A six-member panel of judges that included entrepreneurs and intellectual property attorneys selected the five finalists.  Serving on the panel were:

Hassan Albakri, associate, intellectual property, Bryan Cave LLP.

Gene Berdivchevsky, entrepreneur-in-residence, Sutter Hill Ventures.

Rob Faludi, director of user experience, Tendril Inc., and adjunct professor, School of Visual Arts and New York University.

Alicia Gibb, gadget wrangler, Bug Labs.

Christine Ho, co-founder, Imprint Energy, a printed battery start-up.
Zach Smith, co-founder, Makerbot Industries, a supplier of open-source 3D printers based in Brooklyn.

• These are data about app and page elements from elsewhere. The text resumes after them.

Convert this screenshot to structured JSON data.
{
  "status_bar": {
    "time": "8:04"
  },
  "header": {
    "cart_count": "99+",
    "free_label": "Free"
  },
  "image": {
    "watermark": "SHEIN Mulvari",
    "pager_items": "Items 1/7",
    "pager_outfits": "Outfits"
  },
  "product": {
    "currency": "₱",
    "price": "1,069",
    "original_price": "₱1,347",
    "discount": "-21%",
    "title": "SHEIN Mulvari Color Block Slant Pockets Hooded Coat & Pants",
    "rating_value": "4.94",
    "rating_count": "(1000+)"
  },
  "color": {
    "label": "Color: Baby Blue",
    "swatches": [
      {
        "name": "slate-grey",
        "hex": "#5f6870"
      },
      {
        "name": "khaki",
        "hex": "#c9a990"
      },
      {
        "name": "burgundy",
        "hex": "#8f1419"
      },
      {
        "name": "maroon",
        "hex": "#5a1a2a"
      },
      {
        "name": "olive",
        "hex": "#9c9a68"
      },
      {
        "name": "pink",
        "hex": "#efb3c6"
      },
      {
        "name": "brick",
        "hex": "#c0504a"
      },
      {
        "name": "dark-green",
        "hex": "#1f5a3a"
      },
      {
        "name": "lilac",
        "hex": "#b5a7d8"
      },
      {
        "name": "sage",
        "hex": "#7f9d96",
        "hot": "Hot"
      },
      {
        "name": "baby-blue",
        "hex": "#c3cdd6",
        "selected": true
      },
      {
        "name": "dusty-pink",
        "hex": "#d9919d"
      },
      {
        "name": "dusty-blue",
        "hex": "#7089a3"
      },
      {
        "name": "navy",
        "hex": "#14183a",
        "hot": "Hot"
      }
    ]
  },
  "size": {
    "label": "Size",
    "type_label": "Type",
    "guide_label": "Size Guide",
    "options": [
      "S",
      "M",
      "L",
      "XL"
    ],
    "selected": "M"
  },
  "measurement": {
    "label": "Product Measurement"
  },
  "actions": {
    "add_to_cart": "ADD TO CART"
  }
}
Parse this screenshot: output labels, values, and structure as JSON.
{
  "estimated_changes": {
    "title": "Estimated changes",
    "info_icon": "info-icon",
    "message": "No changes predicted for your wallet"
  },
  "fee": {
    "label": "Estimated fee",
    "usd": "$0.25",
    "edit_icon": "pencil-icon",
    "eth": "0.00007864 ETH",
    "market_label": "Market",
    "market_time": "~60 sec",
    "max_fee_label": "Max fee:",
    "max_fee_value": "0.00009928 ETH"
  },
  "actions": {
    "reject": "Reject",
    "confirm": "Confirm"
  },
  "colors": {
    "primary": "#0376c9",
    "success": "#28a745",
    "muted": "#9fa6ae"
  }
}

The Kaylie Prize for Entrepreneurship was established in 2010 through an endowment given to City College by alumnus Harvey Kaylie, ’60. Mr. Kaylie is president and founder of Mini-Circuits, a Brooklyn-based RF and microwave electronic components design, manufacture and distribution company.  Established in 1969, the company has grown into a global leader in RF, IF and microwave components for commercial, industrial, space and military applications.